WHAT IS NEEDED: Among the lines below, how many have the word "score"? The reply is that number alone.
┄┄┄┄┄┄
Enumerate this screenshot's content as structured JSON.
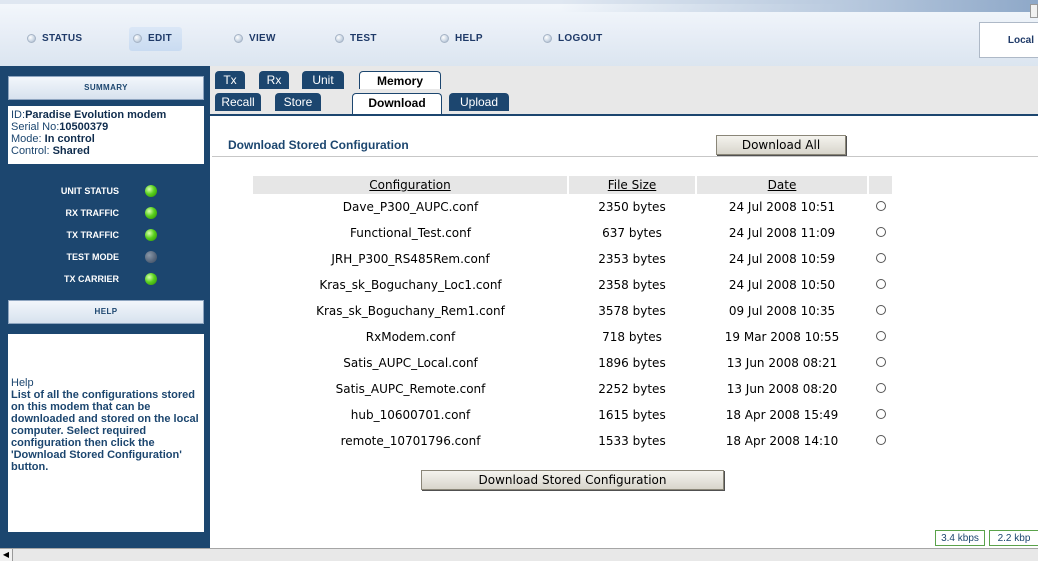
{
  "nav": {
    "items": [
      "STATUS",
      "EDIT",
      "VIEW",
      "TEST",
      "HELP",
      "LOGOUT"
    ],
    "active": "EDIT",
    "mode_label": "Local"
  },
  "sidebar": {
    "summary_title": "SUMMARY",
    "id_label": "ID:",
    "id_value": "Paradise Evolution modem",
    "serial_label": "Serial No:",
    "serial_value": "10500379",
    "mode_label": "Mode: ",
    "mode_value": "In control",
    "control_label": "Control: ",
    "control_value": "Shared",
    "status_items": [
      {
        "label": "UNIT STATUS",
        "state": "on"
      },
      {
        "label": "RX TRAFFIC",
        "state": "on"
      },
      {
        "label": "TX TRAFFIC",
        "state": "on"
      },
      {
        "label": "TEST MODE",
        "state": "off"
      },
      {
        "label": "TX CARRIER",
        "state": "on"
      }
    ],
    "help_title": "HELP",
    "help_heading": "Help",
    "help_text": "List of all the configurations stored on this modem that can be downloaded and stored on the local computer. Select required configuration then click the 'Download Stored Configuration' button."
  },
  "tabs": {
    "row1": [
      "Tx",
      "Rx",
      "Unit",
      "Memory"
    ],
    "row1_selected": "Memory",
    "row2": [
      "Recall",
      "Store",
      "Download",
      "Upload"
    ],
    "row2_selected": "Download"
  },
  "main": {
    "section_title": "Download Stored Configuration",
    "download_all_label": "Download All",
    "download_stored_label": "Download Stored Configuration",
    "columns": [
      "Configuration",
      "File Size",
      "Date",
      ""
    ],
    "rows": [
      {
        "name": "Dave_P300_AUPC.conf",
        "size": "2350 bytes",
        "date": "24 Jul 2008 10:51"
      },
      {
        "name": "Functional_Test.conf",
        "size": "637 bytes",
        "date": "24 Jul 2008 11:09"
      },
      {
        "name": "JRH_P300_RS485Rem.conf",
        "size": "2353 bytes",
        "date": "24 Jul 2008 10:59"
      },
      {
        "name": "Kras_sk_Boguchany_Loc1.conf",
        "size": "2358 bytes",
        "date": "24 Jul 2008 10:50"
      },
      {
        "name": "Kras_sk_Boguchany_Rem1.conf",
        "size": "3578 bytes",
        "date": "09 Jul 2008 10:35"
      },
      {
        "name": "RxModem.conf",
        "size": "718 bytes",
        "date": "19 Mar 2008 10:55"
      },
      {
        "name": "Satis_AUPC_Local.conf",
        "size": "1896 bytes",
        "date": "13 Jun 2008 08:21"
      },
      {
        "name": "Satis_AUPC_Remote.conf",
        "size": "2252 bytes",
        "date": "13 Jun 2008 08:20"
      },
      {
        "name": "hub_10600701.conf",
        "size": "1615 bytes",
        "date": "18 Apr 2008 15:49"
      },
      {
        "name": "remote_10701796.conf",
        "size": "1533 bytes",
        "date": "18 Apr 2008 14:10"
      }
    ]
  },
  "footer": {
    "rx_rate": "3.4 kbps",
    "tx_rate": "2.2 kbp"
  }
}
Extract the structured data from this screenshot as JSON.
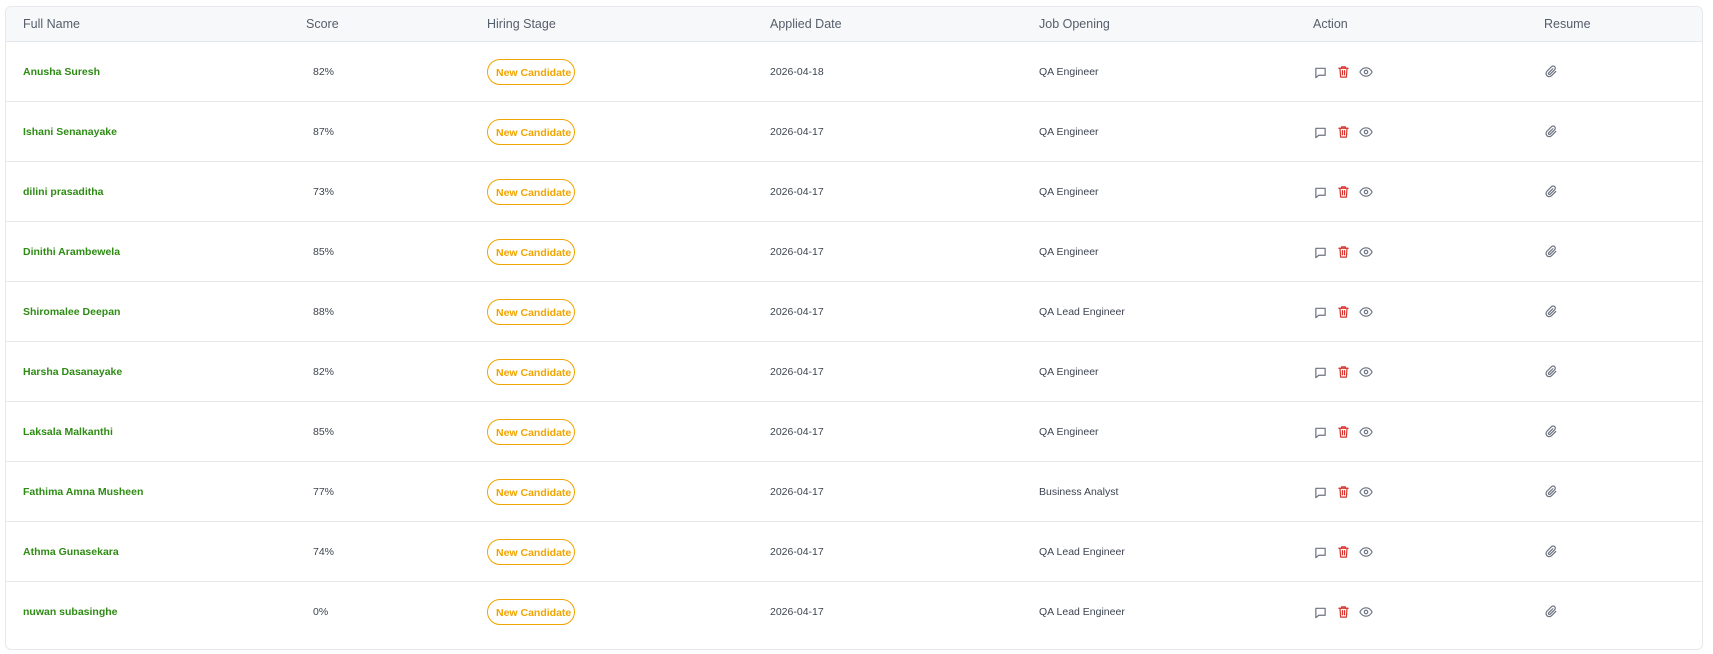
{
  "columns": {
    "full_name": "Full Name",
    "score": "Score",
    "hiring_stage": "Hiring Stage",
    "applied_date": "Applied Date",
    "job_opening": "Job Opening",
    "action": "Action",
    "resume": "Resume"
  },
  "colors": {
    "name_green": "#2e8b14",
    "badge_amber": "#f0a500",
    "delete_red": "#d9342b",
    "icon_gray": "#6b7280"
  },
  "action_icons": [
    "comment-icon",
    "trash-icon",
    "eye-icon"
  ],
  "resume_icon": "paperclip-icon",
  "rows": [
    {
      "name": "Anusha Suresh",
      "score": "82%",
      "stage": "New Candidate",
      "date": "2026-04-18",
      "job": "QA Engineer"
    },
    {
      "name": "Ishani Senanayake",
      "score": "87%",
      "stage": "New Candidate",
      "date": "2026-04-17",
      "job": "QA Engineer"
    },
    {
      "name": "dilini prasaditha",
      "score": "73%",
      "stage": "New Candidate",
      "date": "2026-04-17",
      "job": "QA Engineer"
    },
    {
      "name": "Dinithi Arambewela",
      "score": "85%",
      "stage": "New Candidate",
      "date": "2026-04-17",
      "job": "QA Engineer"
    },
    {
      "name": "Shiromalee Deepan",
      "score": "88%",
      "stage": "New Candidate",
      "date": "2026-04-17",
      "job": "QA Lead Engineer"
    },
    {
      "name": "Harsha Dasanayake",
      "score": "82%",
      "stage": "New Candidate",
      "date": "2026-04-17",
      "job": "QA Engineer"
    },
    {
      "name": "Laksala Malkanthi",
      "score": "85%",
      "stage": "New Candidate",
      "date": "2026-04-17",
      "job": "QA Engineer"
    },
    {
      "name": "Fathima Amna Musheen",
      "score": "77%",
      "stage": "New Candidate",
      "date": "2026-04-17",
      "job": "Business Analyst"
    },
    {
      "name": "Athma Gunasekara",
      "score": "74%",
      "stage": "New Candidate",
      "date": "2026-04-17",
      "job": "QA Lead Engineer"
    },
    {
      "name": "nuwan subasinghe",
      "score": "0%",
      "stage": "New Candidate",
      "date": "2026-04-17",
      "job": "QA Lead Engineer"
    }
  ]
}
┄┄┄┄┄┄
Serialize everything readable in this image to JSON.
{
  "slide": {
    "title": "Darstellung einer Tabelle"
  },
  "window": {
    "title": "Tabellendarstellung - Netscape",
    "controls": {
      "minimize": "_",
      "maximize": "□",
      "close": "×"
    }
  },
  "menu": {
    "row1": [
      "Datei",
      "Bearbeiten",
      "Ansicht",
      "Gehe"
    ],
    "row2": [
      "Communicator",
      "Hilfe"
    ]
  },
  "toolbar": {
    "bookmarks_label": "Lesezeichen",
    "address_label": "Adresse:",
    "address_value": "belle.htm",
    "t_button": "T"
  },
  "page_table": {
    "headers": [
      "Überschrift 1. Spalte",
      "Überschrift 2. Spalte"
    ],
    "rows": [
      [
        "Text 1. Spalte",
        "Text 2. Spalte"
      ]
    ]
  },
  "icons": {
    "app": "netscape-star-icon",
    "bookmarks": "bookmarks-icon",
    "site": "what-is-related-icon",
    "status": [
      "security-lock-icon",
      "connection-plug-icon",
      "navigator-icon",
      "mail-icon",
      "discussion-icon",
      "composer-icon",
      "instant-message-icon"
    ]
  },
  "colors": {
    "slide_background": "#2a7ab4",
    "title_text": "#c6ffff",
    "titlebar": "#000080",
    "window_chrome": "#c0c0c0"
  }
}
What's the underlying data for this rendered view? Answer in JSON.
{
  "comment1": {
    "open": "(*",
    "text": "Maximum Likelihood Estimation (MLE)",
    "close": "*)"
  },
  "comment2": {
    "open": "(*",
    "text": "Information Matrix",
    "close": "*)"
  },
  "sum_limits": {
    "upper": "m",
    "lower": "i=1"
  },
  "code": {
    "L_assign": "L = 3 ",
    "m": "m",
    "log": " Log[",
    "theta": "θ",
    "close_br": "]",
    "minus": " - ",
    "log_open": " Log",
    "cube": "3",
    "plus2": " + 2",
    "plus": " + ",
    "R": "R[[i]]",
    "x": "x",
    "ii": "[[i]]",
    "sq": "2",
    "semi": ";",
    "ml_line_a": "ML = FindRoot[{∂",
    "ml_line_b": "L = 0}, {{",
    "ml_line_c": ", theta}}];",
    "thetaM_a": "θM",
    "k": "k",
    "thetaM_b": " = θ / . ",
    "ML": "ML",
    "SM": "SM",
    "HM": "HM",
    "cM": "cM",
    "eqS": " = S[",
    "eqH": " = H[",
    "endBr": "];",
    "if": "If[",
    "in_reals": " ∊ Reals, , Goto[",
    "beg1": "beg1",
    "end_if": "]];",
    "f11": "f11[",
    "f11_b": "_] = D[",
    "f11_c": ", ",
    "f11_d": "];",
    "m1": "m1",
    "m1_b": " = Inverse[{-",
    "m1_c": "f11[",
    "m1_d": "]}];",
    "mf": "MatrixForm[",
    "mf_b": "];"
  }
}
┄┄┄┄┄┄
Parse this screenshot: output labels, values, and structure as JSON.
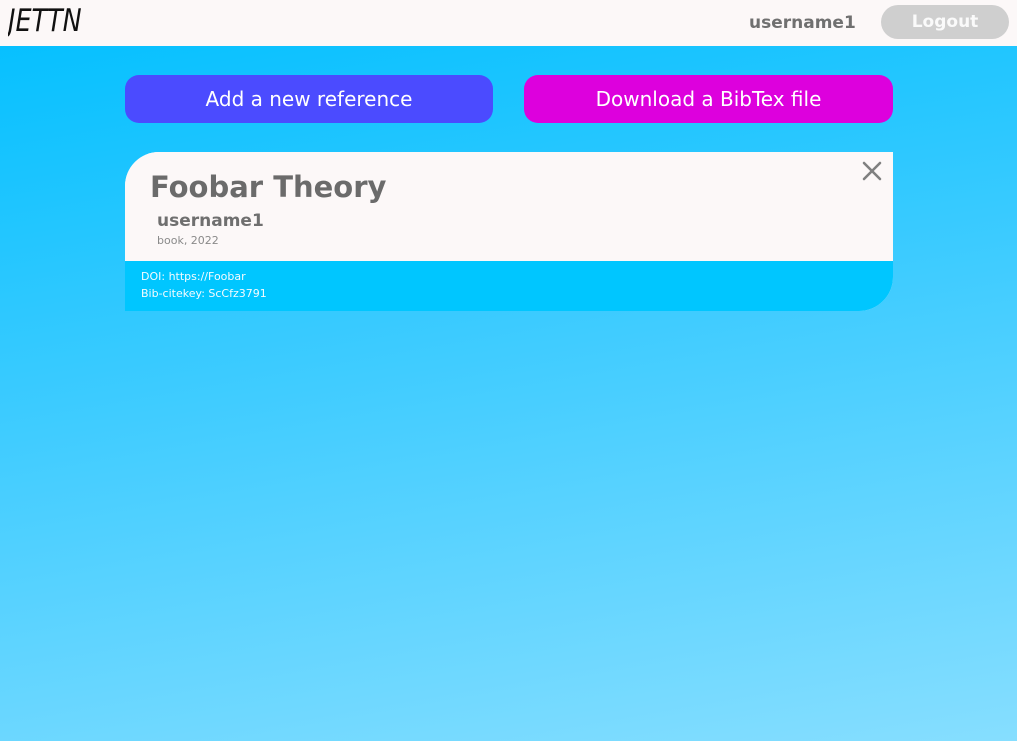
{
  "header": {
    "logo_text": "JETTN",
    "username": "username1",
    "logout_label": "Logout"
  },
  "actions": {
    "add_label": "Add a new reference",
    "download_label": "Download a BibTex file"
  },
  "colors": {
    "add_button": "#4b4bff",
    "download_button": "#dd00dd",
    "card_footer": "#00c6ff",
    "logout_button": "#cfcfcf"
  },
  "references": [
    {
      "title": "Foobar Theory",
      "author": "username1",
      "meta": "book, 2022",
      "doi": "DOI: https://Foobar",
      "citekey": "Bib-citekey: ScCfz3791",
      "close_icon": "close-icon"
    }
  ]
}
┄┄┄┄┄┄
EXERCISE ANSWER: 11